One hundred thirty eight years ago, a little girl named Mary Ellen was carried into a New York City courtroom wrapped in a horse blanket. She was only 9 years old, but for the majority of her young life she had been beaten, cut, burned, and tortured. She had never been allowed outdoors and was often locked in a closet where she slept on a worn piece of carpet. Neighbors who heard this little girl screaming reached out to authorities for help, but the police could find no grounds to intervene because in 1874 our country lacked laws to protect children.So distressed was one social worker about Mary Ellen’s situation that she ultimately appealed to Henry Bergh, who was the president of the American Society for the Prevention of Cruelty to Animals. He believed, thankfully, that Mary Ellen was entitled to at least the same rights that our country already provided to animals, and he took up her cause. Mary Ellen’s case was heard in court, and her testimony helped to convict her abuser.
This case was reported in a number of newspapers in 1874, resulting in such a flood of reports of other children’s similar plights that Henry Bergh founded the Society for the Prevention of Cruelty to Children. The events that followed forever changed the course of child protection in the United States. Mary Ellen’s story is generally regarded as the catalyst for our country’s enactment of child protection laws, which now are strong and still quite necessary. Even though our society is technologically savvy and has both strong educational institutions and laws, children in our country are still being physically and sexually abused, woefully neglected, or simply abandoned and left to fend for themselves. The children whose situations are most dire typically come to the attention of authorities. Our local Departments of Social Services are kept very busy providing services to many of these children and their families, and they seek court protection for those children who need it.
It is here that CASA enters the picture, helping to fill a need in the child welfare system by providing screened and trained Court Appointed Special Advocates to act solely on behalf of maltreated children. Also called CASA volunteers, each is an officer of the court who is required to bring crucial information to the judge or master about what is in their appointed child’s best interest. Because CASA volunteers typically have only one case, they have time to get to know their appointed child, time to learn everything possible about the child, and time to assess the child’s situation. The CASA concept, created by a judge in Seattle, Washington, is both brilliantly simple and simply brilliant – it absolutely empowers a community to look out for the best interest of its own children. National studies have shown that children with CASA volunteers have their needs identified sooner, and services to meet those needs are put into place much more quickly than for children without CASA volunteers.
Each child’s case is unique, but what these children share is a deep longing for someone to listen and to care about what happens to them. They want to be safe from harm, they wish for a forever family, and they long to have someone speaking on behalf of what they need. CASA volunteers care deeply about what happens to these children, devoting their time now with the fervent hope that this will help the children to grow into happy, healthy, and positive adult members of our communities. A child served by CASA summed it up beautifully when she said: “To give a child a CASA is to give them a voice. To give them a voice is to give them hope, and to give them hope is to give them the world.” As her words clearly indicate, the investment made by CASA can make a difference that lasts a lifetime.

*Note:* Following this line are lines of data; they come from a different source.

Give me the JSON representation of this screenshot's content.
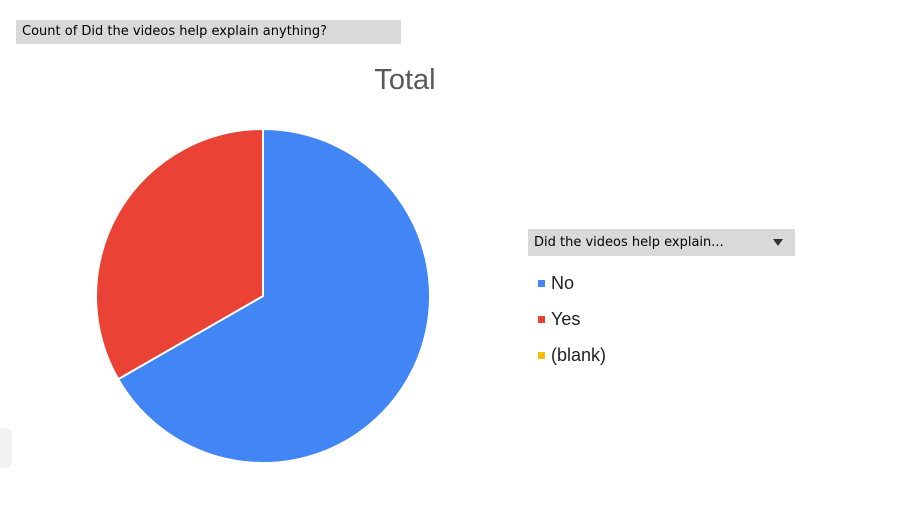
{
  "field_button": {
    "label": "Count of Did the videos help explain anything?"
  },
  "chart_data": {
    "type": "pie",
    "title": "Total",
    "legend_title": "Did the videos help explain...",
    "legend_position": "right",
    "slices": [
      {
        "label": "No",
        "value": 66.7,
        "color": "#4285f4"
      },
      {
        "label": "Yes",
        "value": 33.3,
        "color": "#ea4335"
      },
      {
        "label": "(blank)",
        "value": 0,
        "color": "#fbbc04"
      }
    ]
  }
}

Committed to helping vulnerable children in our community the United Fund has selected the local CASA (Court Appointed Special Advocates) organization as a member agency for its 2012-13 campaign year. CASA’s Executive Director, Robin Davenport, recently stated, “The United Fund’s endorsement of our program is crucial to our ability to serve all of the abused and neglected children in Talbot County who need a CASA volunteer by their side. We are extremely grateful that the United Fund is committed to supporting our work with the maltreated children in our community.”